> [Task statement]: Line by line, output the material without altering anything.

> [Input data]:
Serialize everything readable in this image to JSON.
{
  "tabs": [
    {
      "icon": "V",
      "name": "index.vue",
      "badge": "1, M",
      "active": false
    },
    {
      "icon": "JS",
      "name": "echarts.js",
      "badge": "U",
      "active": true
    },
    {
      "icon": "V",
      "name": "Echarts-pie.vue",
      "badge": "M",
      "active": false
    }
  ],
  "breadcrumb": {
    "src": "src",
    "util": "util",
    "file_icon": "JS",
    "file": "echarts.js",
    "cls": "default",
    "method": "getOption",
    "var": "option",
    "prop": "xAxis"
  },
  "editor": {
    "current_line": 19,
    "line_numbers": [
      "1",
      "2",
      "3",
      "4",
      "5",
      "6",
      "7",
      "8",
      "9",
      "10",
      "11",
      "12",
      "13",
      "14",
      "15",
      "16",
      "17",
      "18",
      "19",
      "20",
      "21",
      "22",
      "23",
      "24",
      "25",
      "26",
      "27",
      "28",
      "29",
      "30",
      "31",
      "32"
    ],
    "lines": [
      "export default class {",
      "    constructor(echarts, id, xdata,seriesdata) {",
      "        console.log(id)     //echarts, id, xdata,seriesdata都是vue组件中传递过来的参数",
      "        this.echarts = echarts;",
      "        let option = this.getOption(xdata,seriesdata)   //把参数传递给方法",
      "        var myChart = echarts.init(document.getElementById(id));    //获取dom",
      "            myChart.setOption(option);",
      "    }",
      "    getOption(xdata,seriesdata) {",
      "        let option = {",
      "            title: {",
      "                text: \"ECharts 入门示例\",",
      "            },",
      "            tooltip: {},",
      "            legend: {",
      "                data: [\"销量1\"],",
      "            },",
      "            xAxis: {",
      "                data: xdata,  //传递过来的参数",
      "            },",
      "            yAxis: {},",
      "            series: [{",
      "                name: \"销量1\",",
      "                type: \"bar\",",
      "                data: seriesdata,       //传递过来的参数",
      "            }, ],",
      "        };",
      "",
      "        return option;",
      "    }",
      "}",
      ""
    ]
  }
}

> [Solution]:
Serialize everything readable in this image to JSON.
{
  "tabs": [
    {
      "icon": "V",
      "name": "index.vue",
      "badge": "1, M",
      "active": false
    },
    {
      "icon": "JS",
      "name": "echarts.js",
      "badge": "U",
      "active": true
    },
    {
      "icon": "V",
      "name": "Echarts-pie.vue",
      "badge": "M",
      "active": false
    }
  ],
  "breadcrumb": {
    "src": "src",
    "util": "util",
    "file_icon": "JS",
    "file": "echarts.js",
    "cls": "default",
    "method": "getOption",
    "var": "option",
    "prop": "xAxis"
  },
  "editor": {
    "current_line": 19,
    "line_numbers": [
      "1",
      "2",
      "3",
      "4",
      "5",
      "6",
      "7",
      "8",
      "9",
      "10",
      "11",
      "12",
      "13",
      "14",
      "15",
      "16",
      "17",
      "18",
      "19",
      "20",
      "21",
      "22",
      "23",
      "24",
      "25",
      "26",
      "27",
      "28",
      "29",
      "30",
      "31",
      "32"
    ],
    "lines": [
      "export default class {",
      "    constructor(echarts, id, xdata,seriesdata) {",
      "        console.log(id)     //echarts, id, xdata,seriesdata都是vue组件中传递过来的参数",
      "        this.echarts = echarts;",
      "        let option = this.getOption(xdata,seriesdata)   //把参数传递给方法",
      "        var myChart = echarts.init(document.getElementById(id));    //获取dom",
      "            myChart.setOption(option);",
      "    }",
      "    getOption(xdata,seriesdata) {",
      "        let option = {",
      "            title: {",
      "                text: \"ECharts 入门示例\",",
      "            },",
      "            tooltip: {},",
      "            legend: {",
      "                data: [\"销量1\"],",
      "            },",
      "            xAxis: {",
      "                data: xdata,  //传递过来的参数",
      "            },",
      "            yAxis: {},",
      "            series: [{",
      "                name: \"销量1\",",
      "                type: \"bar\",",
      "                data: seriesdata,       //传递过来的参数",
      "            }, ],",
      "        };",
      "",
      "        return option;",
      "    }",
      "}",
      ""
    ]
  }
}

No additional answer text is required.